> [Task input]
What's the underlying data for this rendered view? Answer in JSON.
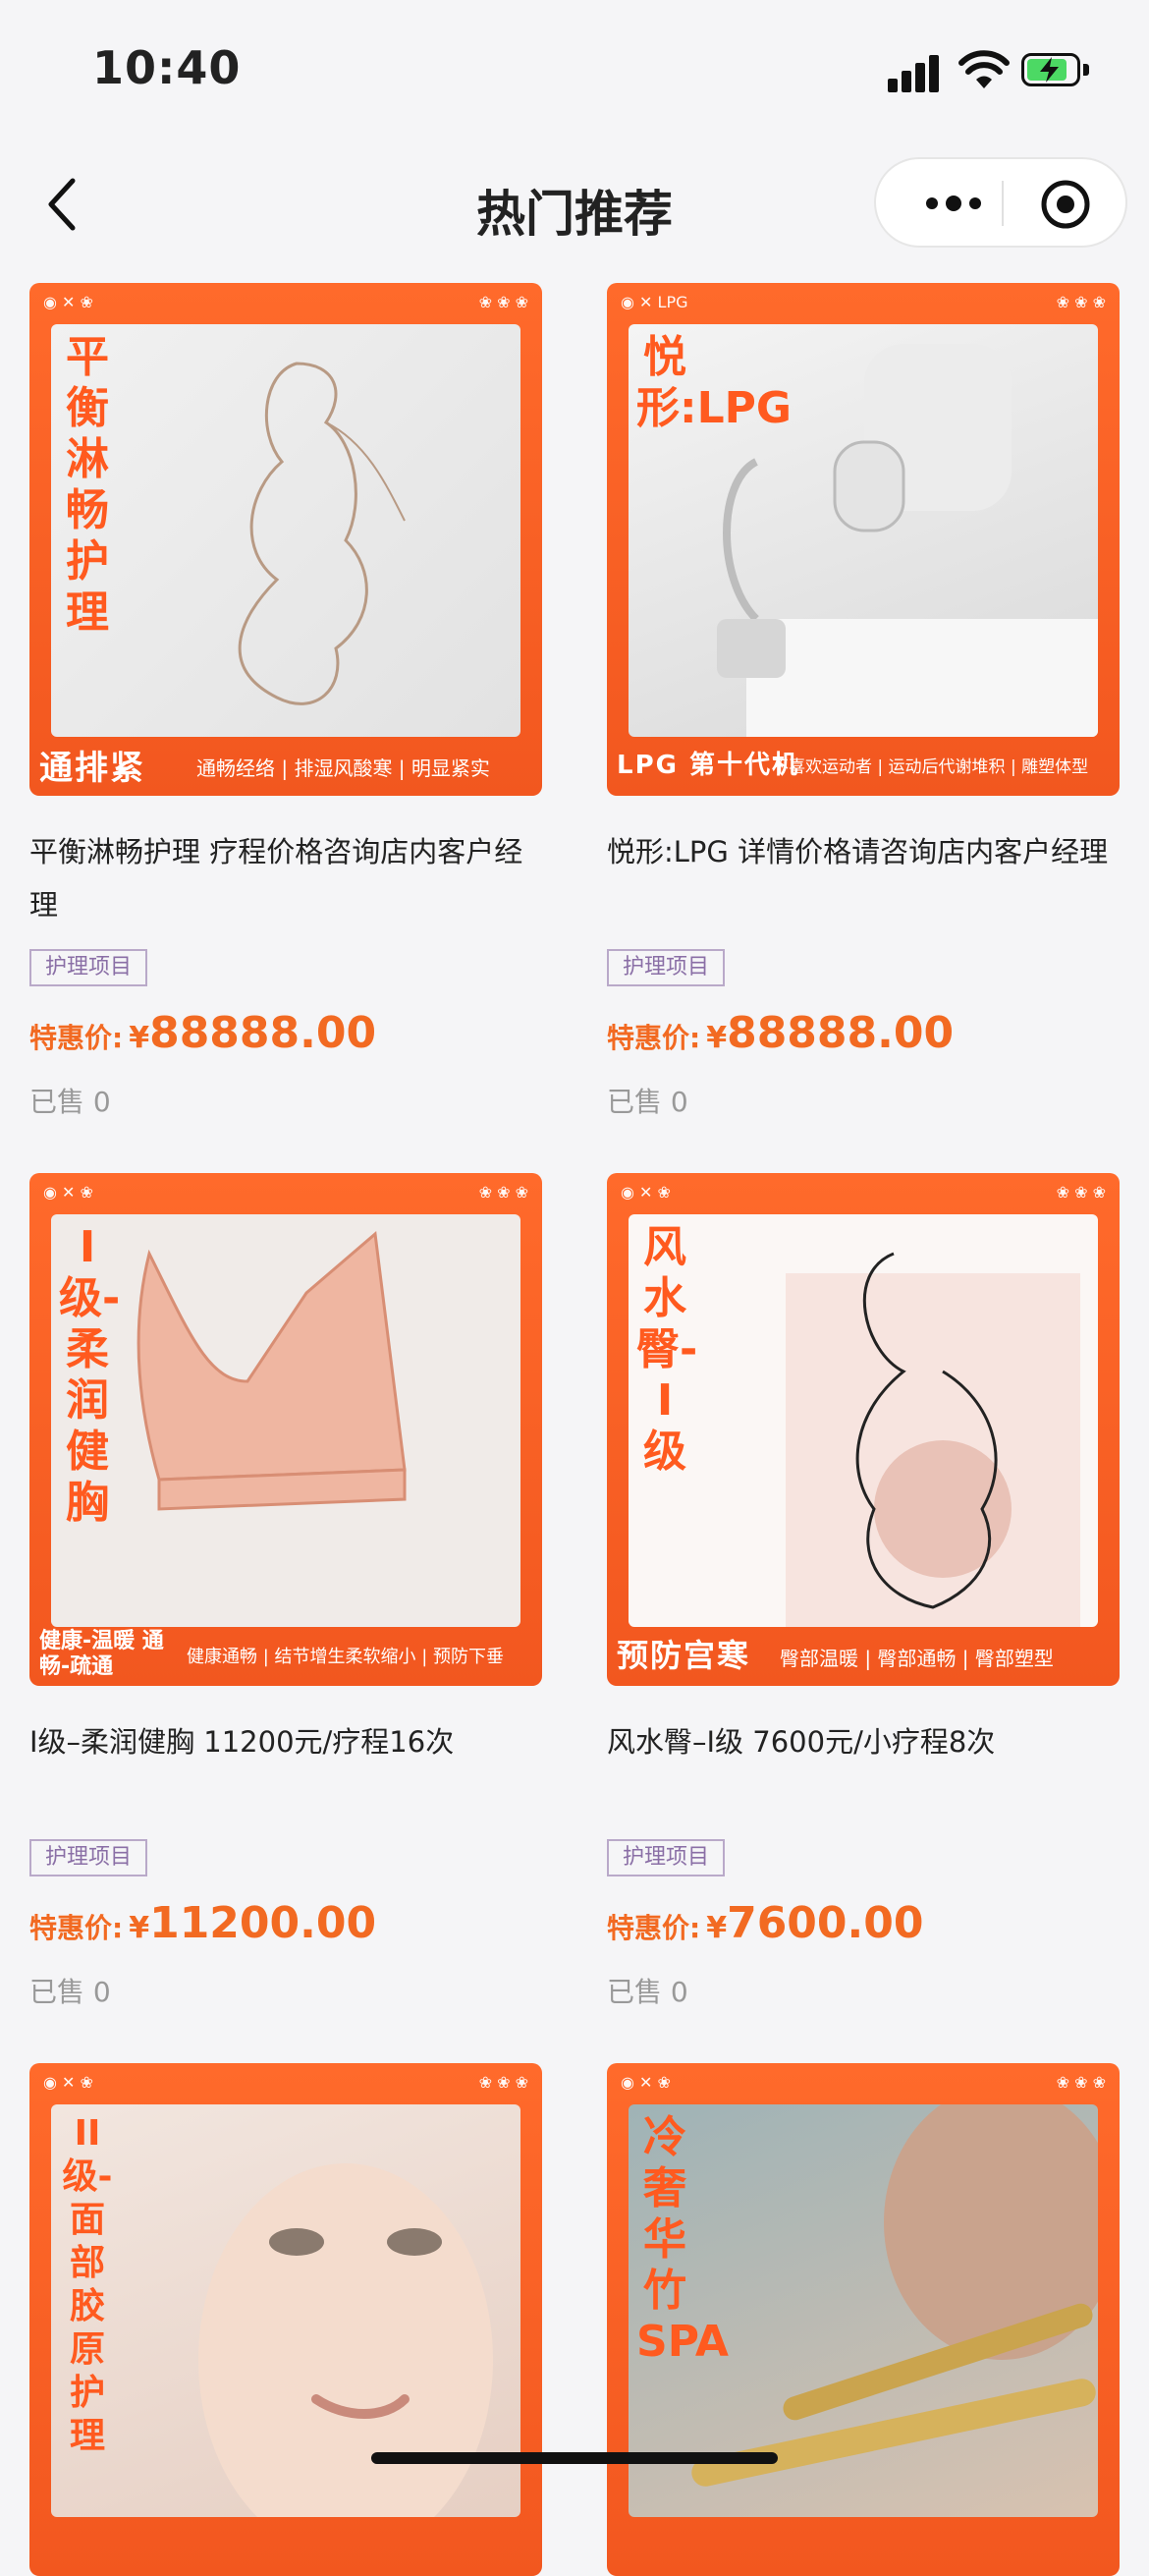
{
  "status": {
    "time": "10:40"
  },
  "nav": {
    "title": "热门推荐"
  },
  "products": [
    {
      "cover_title": "平衡淋畅护理",
      "cover_badge": "通排紧",
      "cover_features": "通畅经络 | 排湿风酸寒 | 明显紧实",
      "title": "平衡淋畅护理 疗程价格咨询店内客户经理",
      "tag": "护理项目",
      "price_label": "特惠价:",
      "currency": "¥",
      "price": "88888.00",
      "sold": "已售 0"
    },
    {
      "cover_title": "悦形:LPG",
      "cover_badge": "LPG 第十代机",
      "cover_features": "不喜欢运动者 | 运动后代谢堆积 | 雕塑体型",
      "title": "悦形:LPG 详情价格请咨询店内客户经理",
      "tag": "护理项目",
      "price_label": "特惠价:",
      "currency": "¥",
      "price": "88888.00",
      "sold": "已售 0"
    },
    {
      "cover_title": "I级-柔润健胸",
      "cover_badge": "健康-温暖 通畅-疏通",
      "cover_features": "健康通畅 | 结节增生柔软缩小 | 预防下垂",
      "title": "I级–柔润健胸 11200元/疗程16次",
      "tag": "护理项目",
      "price_label": "特惠价:",
      "currency": "¥",
      "price": "11200.00",
      "sold": "已售 0"
    },
    {
      "cover_title": "风水臀-I级",
      "cover_badge": "预防宫寒",
      "cover_features": "臀部温暖 | 臀部通畅 | 臀部塑型",
      "title": "风水臀–I级 7600元/小疗程8次",
      "tag": "护理项目",
      "price_label": "特惠价:",
      "currency": "¥",
      "price": "7600.00",
      "sold": "已售 0"
    },
    {
      "cover_title": "II级-面部胶原护理",
      "cover_badge": "",
      "cover_features": "",
      "title": "",
      "tag": "",
      "price_label": "",
      "currency": "",
      "price": "",
      "sold": ""
    },
    {
      "cover_title": "冷奢华竹SPA",
      "cover_badge": "",
      "cover_features": "",
      "title": "",
      "tag": "",
      "price_label": "",
      "currency": "",
      "price": "",
      "sold": ""
    }
  ],
  "colors": {
    "accent": "#f26a22",
    "cover_orange": "#ff6a2b",
    "tag_border": "#b9a9c9"
  }
}
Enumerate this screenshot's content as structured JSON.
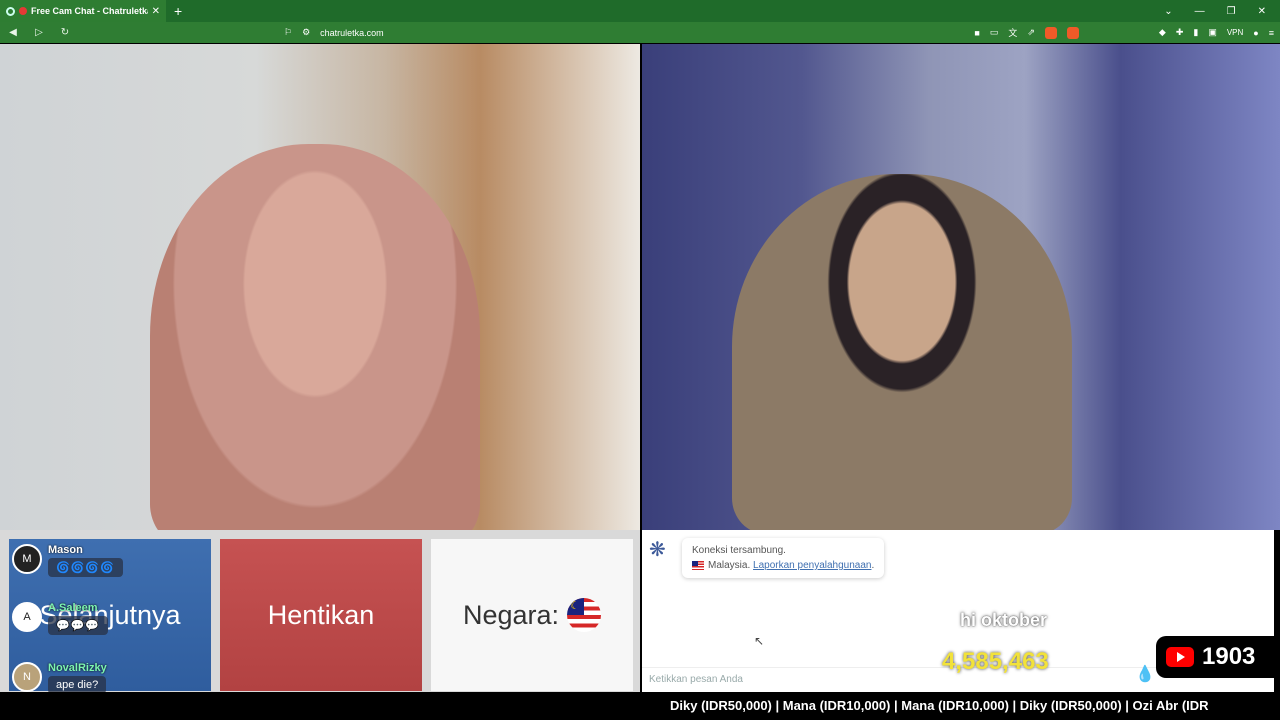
{
  "browser": {
    "tab_title": "Free Cam Chat - Chatruletka",
    "close_glyph": "✕",
    "new_tab_glyph": "+",
    "url": "chatruletka.com",
    "vpn_label": "VPN",
    "window_controls": [
      "⌄",
      "—",
      "❐",
      "✕"
    ]
  },
  "controls": {
    "next_label": "Selanjutnya",
    "stop_label": "Hentikan",
    "country_label": "Negara:"
  },
  "overlay_chat": [
    {
      "user": "Mason",
      "avatar": "M",
      "message": "🌀🌀🌀🌀"
    },
    {
      "user": "A.Saleem",
      "avatar": "A",
      "message": "💬💬💬"
    },
    {
      "user": "NovalRizky",
      "avatar": "N",
      "message": "ape die?"
    }
  ],
  "chat": {
    "system_line1": "Koneksi tersambung.",
    "system_country": "Malaysia.",
    "system_link": "Laporkan penyalahgunaan",
    "input_placeholder": "Ketikkan pesan Anda"
  },
  "stream_overlay": {
    "caption": "hi oktober",
    "counter": "4,585,463",
    "viewer_count": "1903"
  },
  "ticker": {
    "text": "Diky (IDR50,000) | Mana (IDR10,000) | Mana (IDR10,000) | Diky (IDR50,000) | Ozi Abr (IDR"
  },
  "colors": {
    "next_button": "#3f6fb0",
    "stop_button": "#c65252",
    "browser_chrome": "#2f7d33",
    "counter": "#f2e23a"
  }
}
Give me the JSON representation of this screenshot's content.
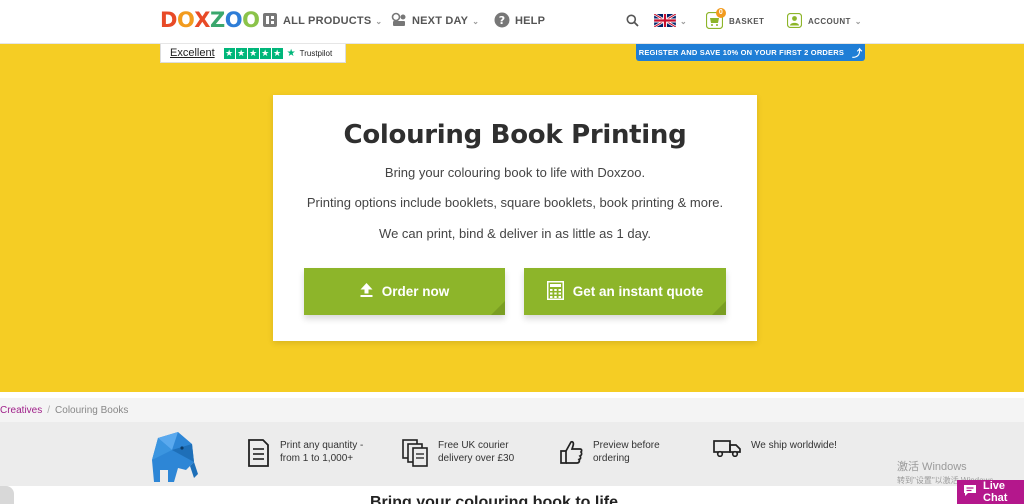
{
  "brand": {
    "logo_letters": [
      "D",
      "O",
      "X",
      "Z",
      "O",
      "O"
    ],
    "logo_colors": [
      "#e84a27",
      "#f29b1d",
      "#e84a27",
      "#3aa76d",
      "#2e7dd7",
      "#8bc34a"
    ]
  },
  "nav": {
    "all_products": "ALL PRODUCTS",
    "next_day": "NEXT DAY",
    "help": "HELP",
    "basket": "BASKET",
    "basket_count": "0",
    "account": "ACCOUNT"
  },
  "trustpilot": {
    "rating_text": "Excellent",
    "brand": "Trustpilot",
    "stars": 5,
    "star_color": "#00b67a"
  },
  "register_banner": "REGISTER AND SAVE 10% ON YOUR FIRST 2 ORDERS",
  "hero": {
    "title": "Colouring Book Printing",
    "line1": "Bring your colouring book to life with Doxzoo.",
    "line2": "Printing options include booklets, square booklets, book printing & more.",
    "line3": "We can print, bind & deliver in as little as 1 day.",
    "order_button": "Order now",
    "quote_button": "Get an instant quote",
    "background_color": "#f5cd24",
    "button_color": "#8db52a"
  },
  "breadcrumb": {
    "parent": "Creatives",
    "separator": "/",
    "current": "Colouring Books"
  },
  "features": [
    {
      "icon": "document-list-icon",
      "line1": "Print any quantity -",
      "line2": "from 1 to 1,000+"
    },
    {
      "icon": "copies-icon",
      "line1": "Free UK courier",
      "line2": "delivery over £30"
    },
    {
      "icon": "thumbs-up-icon",
      "line1": "Preview before",
      "line2": "ordering"
    },
    {
      "icon": "delivery-truck-icon",
      "line1": "We ship worldwide!",
      "line2": ""
    }
  ],
  "teaser_heading": "Bring your colouring book to life",
  "os_watermark": {
    "line1": "激活 Windows",
    "line2": "转到\"设置\"以激活 Windows。"
  },
  "live_chat": "Live Chat"
}
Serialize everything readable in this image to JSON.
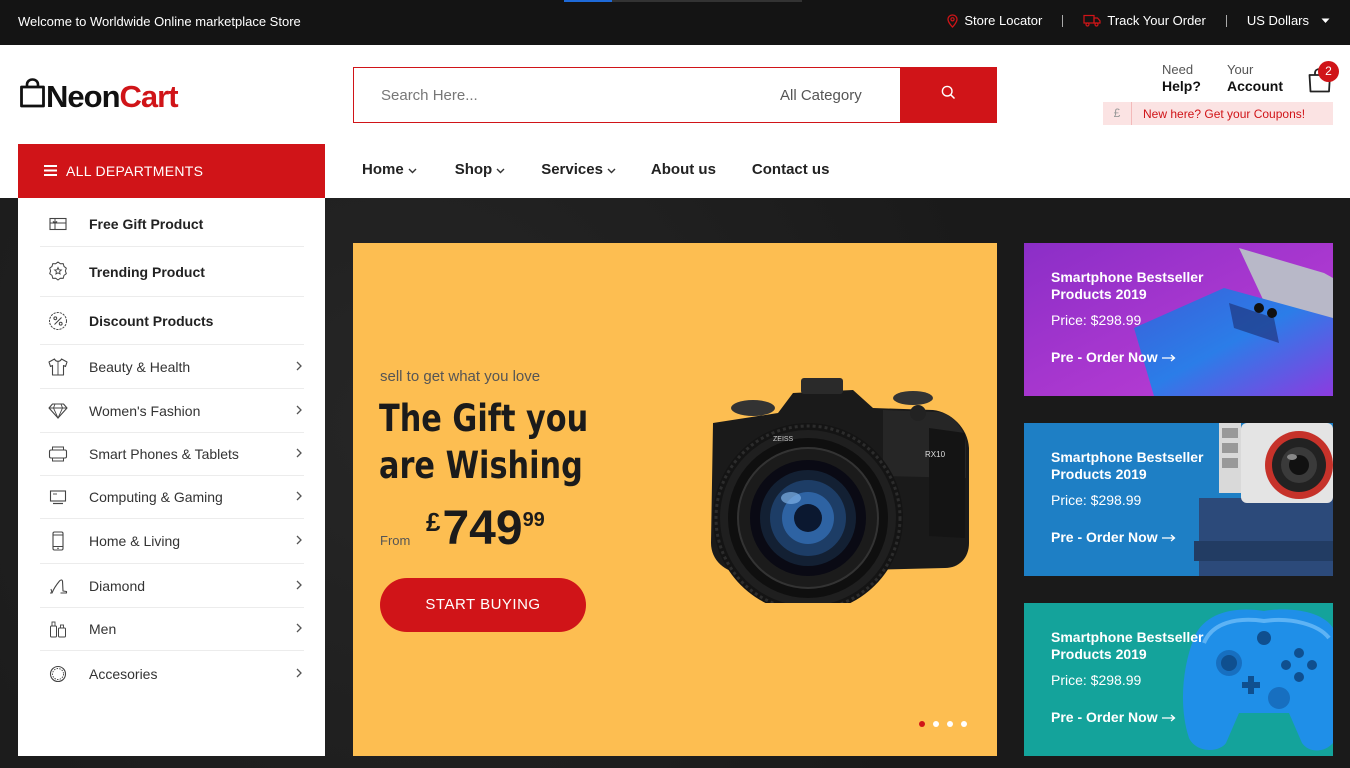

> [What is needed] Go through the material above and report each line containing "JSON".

> [Answer space]
What's the underlying data for this rendered view? Answer in JSON.
Enumerate this screenshot's content as structured JSON.
Give me the JSON representation of this screenshot's content.
Serialize everything readable in this image to JSON.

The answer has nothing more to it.